= Beginning of Section =

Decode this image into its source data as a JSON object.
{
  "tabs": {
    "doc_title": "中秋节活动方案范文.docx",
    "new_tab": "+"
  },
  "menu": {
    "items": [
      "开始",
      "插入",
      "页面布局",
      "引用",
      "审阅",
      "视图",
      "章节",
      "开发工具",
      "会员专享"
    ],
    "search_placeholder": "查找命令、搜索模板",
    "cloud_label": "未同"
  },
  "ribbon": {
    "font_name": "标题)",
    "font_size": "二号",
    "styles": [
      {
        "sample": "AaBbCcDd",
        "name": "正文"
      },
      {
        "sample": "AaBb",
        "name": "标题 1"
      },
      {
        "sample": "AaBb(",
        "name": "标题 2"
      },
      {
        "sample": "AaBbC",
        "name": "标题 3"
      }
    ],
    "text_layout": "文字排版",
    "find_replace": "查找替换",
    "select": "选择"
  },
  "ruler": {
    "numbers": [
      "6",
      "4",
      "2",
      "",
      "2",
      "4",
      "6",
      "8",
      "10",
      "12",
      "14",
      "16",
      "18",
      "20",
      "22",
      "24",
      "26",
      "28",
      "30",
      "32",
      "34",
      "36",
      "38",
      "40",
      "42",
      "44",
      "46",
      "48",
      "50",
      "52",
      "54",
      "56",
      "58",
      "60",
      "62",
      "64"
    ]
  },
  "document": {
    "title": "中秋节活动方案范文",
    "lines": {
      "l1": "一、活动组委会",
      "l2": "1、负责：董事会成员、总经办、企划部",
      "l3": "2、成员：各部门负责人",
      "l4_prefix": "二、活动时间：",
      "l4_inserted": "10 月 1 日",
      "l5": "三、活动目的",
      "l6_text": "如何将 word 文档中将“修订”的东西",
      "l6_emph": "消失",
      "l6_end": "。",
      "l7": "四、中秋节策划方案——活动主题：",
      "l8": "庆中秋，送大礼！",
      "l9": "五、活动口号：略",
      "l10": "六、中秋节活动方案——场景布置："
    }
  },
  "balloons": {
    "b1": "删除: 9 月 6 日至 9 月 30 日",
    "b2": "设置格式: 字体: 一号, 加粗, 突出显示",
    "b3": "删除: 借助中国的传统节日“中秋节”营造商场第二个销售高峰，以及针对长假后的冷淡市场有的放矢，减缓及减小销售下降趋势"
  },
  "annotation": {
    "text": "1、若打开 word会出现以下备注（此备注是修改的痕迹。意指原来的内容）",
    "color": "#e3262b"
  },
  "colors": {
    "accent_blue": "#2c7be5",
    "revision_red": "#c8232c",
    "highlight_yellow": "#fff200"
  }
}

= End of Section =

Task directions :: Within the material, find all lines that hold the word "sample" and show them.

Exercise response ::
        "sample": "AaBbCcDd",
        "sample": "AaBb",
        "sample": "AaBb(",
        "sample": "AaBbC",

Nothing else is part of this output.